A Deeper Understanding
Also helpful are broader discussions of the fund's strategy and approach. This can become repetitive for longtime shareholders, but it's invaluable for those who haven't seen it before. (The prospectus contains a brief description of strategy, but that is typically less detailed or goes unread.) Shareholders who feel well informed about their fund's strategy and who understand that it tends to underperform in certain conditions will be more likely to hang on rather than sell impulsively the first time it falls behind.
Ideally, shareholder letters would also cover any meaningful personnel changes that occurred during the year. Few letters bring up this topic. At best, if a comanager leaves, it might merit a brusque one-line reference. Turnover among the analyst corps typically is not mentioned at all. It's understandable why fund companies don't rush to reveal analyst departures if they don't have to, but they should do so and balance it by providing the more encouraging details about new arrivals. Providing details about the individuals who back up the named manager(s) can further instill in shareholders a feeling of partnership with those who are investing their money. It also puts shareholders in a better position to make an informed decision on whether to stick with the fund if the manager leaves or retires.
Together for the Long Haul
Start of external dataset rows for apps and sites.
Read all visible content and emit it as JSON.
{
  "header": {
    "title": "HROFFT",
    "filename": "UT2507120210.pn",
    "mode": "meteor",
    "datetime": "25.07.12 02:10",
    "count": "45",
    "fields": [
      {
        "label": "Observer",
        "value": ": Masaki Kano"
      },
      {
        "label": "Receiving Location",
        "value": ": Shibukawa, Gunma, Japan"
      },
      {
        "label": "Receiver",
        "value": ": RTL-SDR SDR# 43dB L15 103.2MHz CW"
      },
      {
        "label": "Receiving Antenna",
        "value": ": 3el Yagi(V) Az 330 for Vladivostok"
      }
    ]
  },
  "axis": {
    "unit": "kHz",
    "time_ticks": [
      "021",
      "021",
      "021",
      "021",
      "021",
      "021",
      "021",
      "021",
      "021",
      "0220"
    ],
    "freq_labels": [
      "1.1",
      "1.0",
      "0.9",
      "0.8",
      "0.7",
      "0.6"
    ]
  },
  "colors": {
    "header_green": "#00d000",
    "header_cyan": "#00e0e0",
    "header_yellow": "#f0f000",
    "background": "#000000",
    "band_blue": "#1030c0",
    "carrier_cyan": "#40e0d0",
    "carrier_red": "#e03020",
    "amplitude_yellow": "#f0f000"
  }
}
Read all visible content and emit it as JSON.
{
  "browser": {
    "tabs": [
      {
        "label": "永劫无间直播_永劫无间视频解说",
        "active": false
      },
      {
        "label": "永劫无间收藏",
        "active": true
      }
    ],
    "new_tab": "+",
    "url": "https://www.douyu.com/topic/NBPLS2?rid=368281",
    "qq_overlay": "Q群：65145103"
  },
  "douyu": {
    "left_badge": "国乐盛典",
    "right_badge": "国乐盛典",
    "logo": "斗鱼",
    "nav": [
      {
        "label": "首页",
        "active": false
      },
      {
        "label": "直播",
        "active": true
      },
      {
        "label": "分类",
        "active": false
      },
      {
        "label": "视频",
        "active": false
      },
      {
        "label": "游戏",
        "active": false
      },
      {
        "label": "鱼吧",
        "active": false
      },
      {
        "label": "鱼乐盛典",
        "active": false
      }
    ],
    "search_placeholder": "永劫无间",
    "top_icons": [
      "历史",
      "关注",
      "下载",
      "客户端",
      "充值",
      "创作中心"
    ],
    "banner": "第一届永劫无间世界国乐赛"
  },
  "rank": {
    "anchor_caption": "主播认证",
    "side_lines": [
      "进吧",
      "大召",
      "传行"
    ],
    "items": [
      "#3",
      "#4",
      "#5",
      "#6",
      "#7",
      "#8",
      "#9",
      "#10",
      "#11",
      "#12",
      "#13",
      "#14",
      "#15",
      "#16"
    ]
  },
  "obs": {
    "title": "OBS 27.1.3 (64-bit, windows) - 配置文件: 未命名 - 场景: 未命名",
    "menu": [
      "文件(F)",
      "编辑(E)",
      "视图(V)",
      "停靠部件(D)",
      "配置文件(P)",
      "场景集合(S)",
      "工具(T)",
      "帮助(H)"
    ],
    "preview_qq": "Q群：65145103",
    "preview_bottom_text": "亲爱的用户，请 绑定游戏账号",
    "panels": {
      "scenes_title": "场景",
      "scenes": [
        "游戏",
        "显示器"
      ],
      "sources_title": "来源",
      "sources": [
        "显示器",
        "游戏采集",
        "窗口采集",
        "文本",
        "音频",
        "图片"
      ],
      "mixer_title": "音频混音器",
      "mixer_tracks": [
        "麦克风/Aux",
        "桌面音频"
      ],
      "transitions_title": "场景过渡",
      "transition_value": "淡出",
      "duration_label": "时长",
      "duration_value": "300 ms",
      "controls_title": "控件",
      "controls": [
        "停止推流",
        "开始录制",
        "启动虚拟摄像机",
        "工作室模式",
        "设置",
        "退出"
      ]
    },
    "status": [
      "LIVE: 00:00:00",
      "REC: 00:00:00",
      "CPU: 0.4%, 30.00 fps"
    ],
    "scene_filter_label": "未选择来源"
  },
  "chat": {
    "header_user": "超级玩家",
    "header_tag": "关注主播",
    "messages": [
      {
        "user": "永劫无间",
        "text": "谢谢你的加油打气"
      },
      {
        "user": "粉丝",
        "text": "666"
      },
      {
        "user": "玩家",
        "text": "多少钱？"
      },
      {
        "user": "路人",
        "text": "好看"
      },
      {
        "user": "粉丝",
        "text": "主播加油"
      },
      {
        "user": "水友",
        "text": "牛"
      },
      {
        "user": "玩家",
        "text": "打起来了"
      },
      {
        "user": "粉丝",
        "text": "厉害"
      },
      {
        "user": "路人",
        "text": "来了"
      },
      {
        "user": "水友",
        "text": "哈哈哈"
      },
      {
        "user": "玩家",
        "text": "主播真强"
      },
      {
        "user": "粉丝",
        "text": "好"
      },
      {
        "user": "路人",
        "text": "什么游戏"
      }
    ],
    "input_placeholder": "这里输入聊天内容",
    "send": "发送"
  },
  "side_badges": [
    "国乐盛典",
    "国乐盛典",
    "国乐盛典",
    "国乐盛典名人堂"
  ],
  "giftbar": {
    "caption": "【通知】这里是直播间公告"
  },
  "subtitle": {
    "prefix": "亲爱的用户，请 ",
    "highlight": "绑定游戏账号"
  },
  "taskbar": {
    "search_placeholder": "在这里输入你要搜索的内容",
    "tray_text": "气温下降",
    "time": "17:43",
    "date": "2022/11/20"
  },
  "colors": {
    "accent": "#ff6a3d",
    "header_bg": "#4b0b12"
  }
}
A letter that includes all of the above would enable shareholders to understand and appreciate their fund far better than most currently do. (A future Fund Spy column will include examples of letters that do achieve this goal, or at least come close.) Shareholders who do their part by reading the letters will know what happened, why it happened, and most important, what's likely to happen in the future. They won't be able to forecast the fund's exact future returns, of course, but they'll have a solid grasp of how the manager, and the fund, will likely act in a variety of conditions.
Receiving such communications makes shareholders feel they've invested with people with identifiable personalities, opinions, and convictions, rather than a faceless corporate entity. As noted, such shareholders are more likely to hold on through a rough patch to reap the benefits of long-term investing. Over time, that type of ownership tends to work out better for shareholders and fund companies alike.